**TASK PROMPT:** Return all of the following entries as written, but without the images.

**DATA SUPPLIED:**
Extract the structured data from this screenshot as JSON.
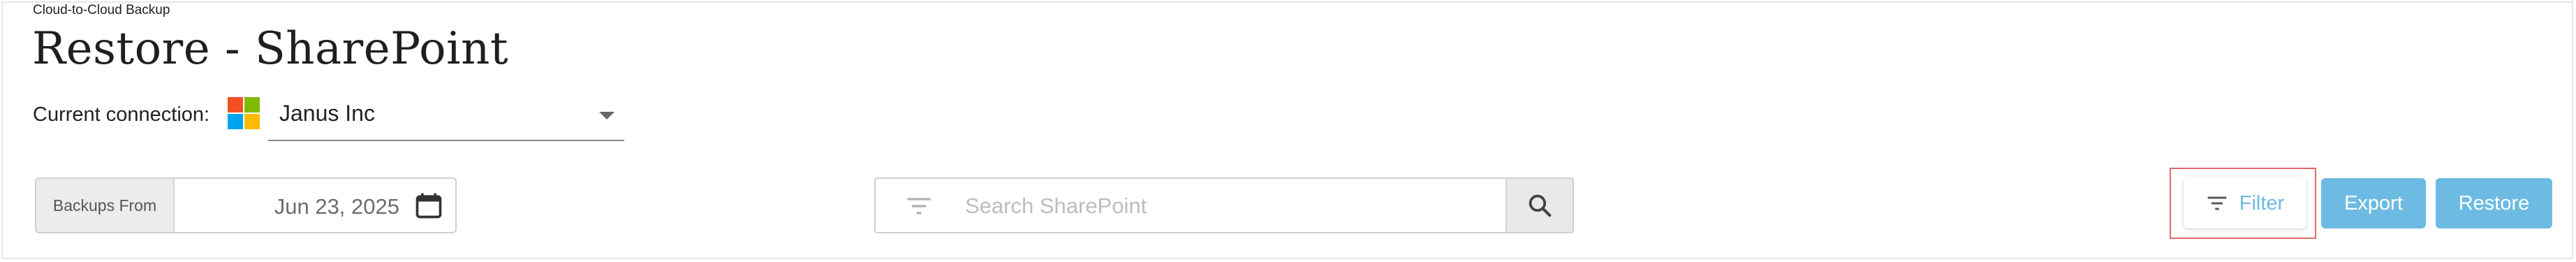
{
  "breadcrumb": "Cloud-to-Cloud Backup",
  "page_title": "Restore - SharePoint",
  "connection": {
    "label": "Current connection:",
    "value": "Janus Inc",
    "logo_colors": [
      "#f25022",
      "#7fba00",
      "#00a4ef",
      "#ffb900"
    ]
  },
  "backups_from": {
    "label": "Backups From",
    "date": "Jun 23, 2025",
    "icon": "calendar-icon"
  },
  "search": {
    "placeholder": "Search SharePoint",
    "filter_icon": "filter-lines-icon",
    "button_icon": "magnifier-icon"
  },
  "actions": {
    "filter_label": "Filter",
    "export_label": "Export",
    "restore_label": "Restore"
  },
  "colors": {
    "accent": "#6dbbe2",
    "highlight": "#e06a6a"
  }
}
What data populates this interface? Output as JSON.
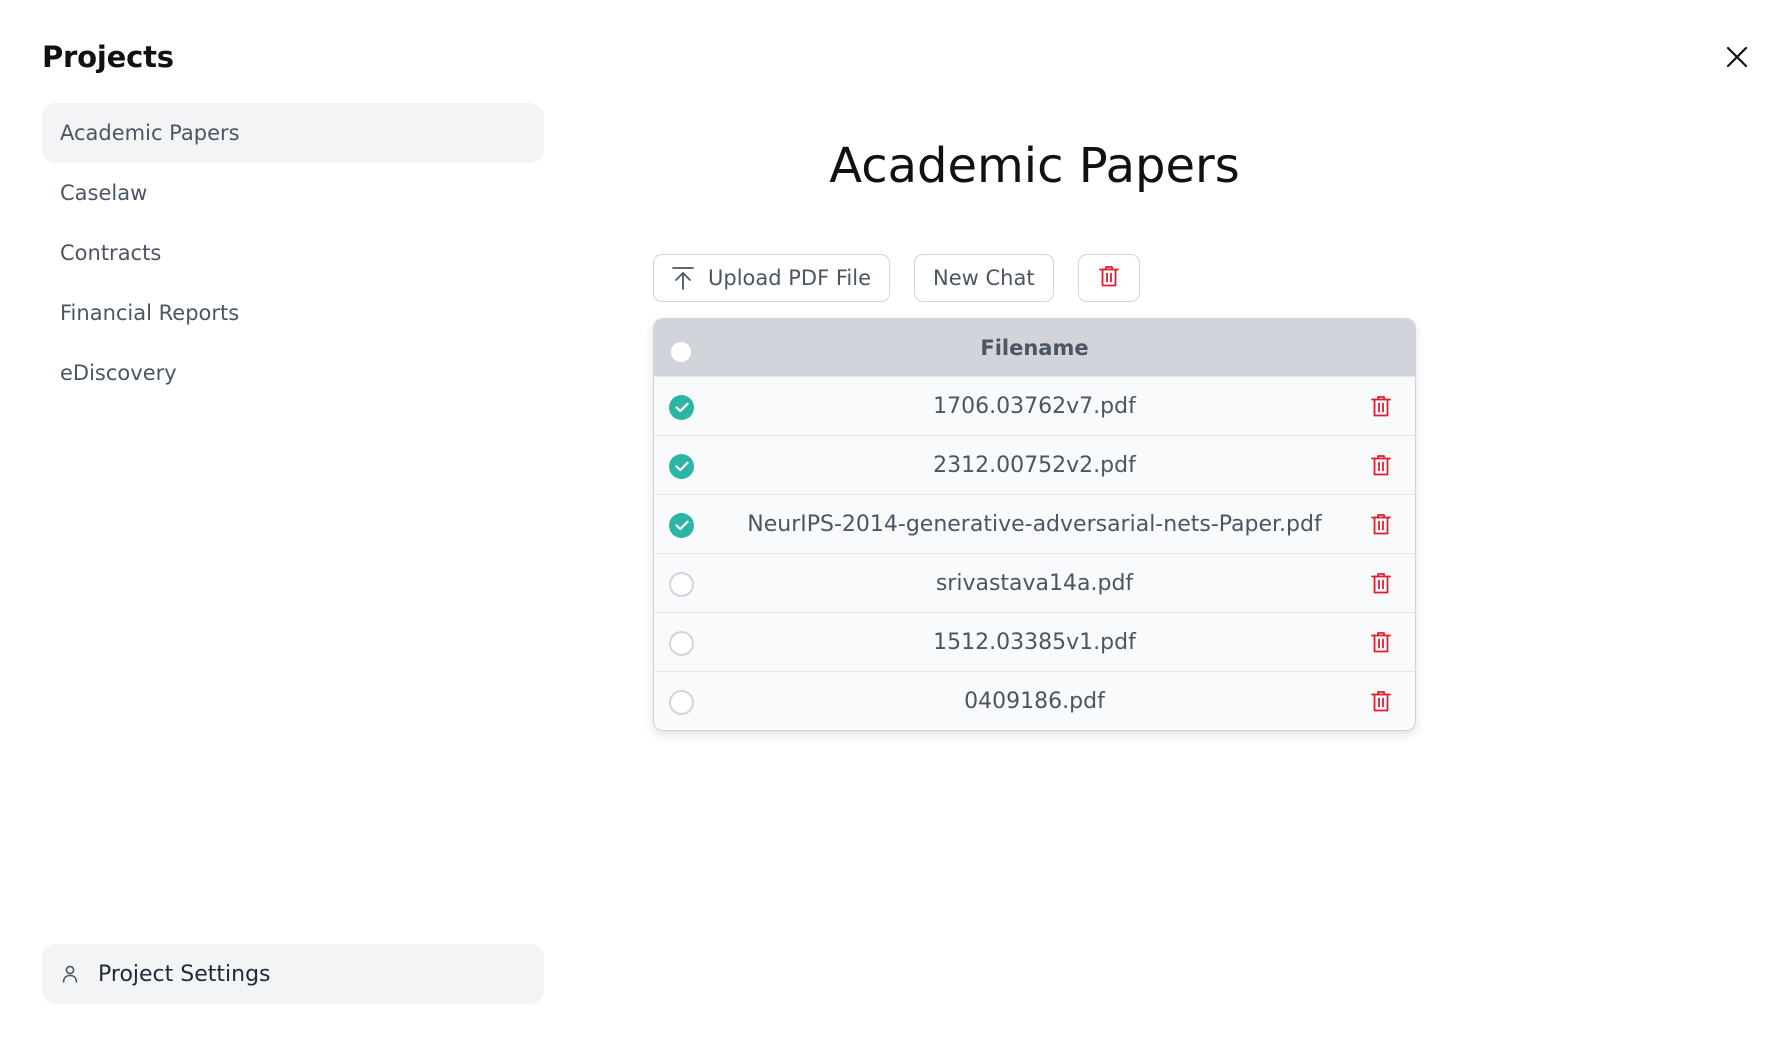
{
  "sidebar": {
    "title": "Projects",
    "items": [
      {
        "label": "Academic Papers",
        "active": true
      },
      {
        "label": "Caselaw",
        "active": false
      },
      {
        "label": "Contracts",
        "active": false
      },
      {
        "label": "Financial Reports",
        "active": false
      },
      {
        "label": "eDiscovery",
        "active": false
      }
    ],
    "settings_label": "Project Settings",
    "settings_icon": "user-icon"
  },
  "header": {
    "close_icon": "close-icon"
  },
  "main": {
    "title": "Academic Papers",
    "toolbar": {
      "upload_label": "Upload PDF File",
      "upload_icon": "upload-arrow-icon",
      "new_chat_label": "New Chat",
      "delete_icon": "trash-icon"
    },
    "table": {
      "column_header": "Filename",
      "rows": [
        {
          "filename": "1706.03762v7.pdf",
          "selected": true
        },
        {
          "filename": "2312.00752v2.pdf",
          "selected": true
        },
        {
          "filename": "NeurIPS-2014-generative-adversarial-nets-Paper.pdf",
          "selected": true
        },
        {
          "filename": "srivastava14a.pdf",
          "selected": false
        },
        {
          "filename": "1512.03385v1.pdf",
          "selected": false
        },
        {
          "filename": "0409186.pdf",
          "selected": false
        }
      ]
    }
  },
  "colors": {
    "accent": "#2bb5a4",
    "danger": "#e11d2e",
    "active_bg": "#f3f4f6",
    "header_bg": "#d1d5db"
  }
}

**RESPONSE BOX:**
Extract the structured data from this screenshot as JSON.
{
  "breadcrumb": "Cloud-to-Cloud Backup",
  "page_title": "Restore - SharePoint",
  "connection": {
    "label": "Current connection:",
    "value": "Janus Inc",
    "logo_colors": [
      "#f25022",
      "#7fba00",
      "#00a4ef",
      "#ffb900"
    ]
  },
  "backups_from": {
    "label": "Backups From",
    "date": "Jun 23, 2025",
    "icon": "calendar-icon"
  },
  "search": {
    "placeholder": "Search SharePoint",
    "filter_icon": "filter-lines-icon",
    "button_icon": "magnifier-icon"
  },
  "actions": {
    "filter_label": "Filter",
    "export_label": "Export",
    "restore_label": "Restore"
  },
  "colors": {
    "accent": "#6dbbe2",
    "highlight": "#e06a6a"
  }
}
What data populates this interface? Output as JSON.
{
  "sidebar": {
    "title": "Projects",
    "items": [
      {
        "label": "Academic Papers",
        "active": true
      },
      {
        "label": "Caselaw",
        "active": false
      },
      {
        "label": "Contracts",
        "active": false
      },
      {
        "label": "Financial Reports",
        "active": false
      },
      {
        "label": "eDiscovery",
        "active": false
      }
    ],
    "settings_label": "Project Settings",
    "settings_icon": "user-icon"
  },
  "header": {
    "close_icon": "close-icon"
  },
  "main": {
    "title": "Academic Papers",
    "toolbar": {
      "upload_label": "Upload PDF File",
      "upload_icon": "upload-arrow-icon",
      "new_chat_label": "New Chat",
      "delete_icon": "trash-icon"
    },
    "table": {
      "column_header": "Filename",
      "rows": [
        {
          "filename": "1706.03762v7.pdf",
          "selected": true
        },
        {
          "filename": "2312.00752v2.pdf",
          "selected": true
        },
        {
          "filename": "NeurIPS-2014-generative-adversarial-nets-Paper.pdf",
          "selected": true
        },
        {
          "filename": "srivastava14a.pdf",
          "selected": false
        },
        {
          "filename": "1512.03385v1.pdf",
          "selected": false
        },
        {
          "filename": "0409186.pdf",
          "selected": false
        }
      ]
    }
  },
  "colors": {
    "accent": "#2bb5a4",
    "danger": "#e11d2e",
    "active_bg": "#f3f4f6",
    "header_bg": "#d1d5db"
  }
}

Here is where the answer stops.